A vibrant blue glazed faience plaque moulded in the form of the standing Duamutef the jackal-headed son of Horus. Duamutef's role was to protect the stomach of the deceased. He was protected by the goddess Neith, who is also thought to be his mother. His role was literally to worship the dead individual. His name literally translates 'he who worships his mother'.
This plaque is from a series of four pieces representing the Four Sons of Horus which would have been sewn into the bandages of a mummy across the chest area. This was designed to help protect the intestines. By the time of the Third Intermediate Period, amulets had fast become the most important method of protecting the deceased soul and seat of intelligence. Much of the amulets and jewellery are based purely on protecting the mummy.
Egypt, Late Dynastic Period, C. 500 BCE.
Size: 46mm H x 14mm W.
Condition: Good condition. Intact.
Ex. Private Collection, London, UK, Acquired in 2007.
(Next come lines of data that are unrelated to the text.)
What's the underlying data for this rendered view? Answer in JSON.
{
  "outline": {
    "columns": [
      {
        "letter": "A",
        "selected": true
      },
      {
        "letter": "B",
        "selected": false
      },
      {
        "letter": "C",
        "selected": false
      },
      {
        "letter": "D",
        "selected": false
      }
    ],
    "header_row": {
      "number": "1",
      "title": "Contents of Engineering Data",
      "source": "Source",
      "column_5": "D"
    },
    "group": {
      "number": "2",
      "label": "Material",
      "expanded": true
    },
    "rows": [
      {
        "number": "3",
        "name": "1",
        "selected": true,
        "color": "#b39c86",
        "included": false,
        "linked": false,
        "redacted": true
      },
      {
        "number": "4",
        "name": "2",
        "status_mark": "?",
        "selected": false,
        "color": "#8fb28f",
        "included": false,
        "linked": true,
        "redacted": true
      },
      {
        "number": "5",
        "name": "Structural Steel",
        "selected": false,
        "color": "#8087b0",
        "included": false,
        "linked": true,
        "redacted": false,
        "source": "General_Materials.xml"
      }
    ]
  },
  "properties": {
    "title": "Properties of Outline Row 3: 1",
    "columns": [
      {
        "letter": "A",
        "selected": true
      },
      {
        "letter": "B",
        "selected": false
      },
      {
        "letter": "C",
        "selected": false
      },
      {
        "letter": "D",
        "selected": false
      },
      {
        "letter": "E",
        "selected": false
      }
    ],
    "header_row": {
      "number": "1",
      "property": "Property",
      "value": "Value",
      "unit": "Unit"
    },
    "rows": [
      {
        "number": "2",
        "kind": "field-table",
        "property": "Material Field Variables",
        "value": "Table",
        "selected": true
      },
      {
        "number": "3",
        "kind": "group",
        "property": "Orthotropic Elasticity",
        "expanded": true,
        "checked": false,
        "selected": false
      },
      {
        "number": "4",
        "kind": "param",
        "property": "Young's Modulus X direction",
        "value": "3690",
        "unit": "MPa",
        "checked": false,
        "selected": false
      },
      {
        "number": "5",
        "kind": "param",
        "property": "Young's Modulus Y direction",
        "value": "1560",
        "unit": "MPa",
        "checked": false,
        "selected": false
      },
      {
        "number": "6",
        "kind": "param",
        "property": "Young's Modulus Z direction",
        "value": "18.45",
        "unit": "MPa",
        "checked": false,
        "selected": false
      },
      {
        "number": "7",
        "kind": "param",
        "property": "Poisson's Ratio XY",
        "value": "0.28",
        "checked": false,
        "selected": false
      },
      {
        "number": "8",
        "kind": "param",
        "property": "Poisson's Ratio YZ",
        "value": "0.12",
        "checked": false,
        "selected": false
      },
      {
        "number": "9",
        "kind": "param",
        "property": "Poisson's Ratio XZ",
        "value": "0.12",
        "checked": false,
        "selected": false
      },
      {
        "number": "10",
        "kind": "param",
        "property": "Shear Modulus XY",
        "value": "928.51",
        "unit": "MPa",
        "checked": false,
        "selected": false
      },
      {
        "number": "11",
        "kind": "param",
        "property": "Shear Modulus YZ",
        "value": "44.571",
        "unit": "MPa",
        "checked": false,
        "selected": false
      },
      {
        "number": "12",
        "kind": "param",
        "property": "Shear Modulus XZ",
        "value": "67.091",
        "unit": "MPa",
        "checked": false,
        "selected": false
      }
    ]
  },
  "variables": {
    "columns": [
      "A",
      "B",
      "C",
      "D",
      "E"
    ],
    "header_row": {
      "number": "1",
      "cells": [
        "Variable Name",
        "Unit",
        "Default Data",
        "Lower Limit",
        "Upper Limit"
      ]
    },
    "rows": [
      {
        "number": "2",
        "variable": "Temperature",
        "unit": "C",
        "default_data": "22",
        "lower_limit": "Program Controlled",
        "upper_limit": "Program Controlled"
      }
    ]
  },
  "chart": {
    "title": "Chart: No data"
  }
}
In ancient Egypt, amulets were carried in a variety of ways including necklaces, bracelets , rings; and most importantly among the bandages of the mummy they were made to serve.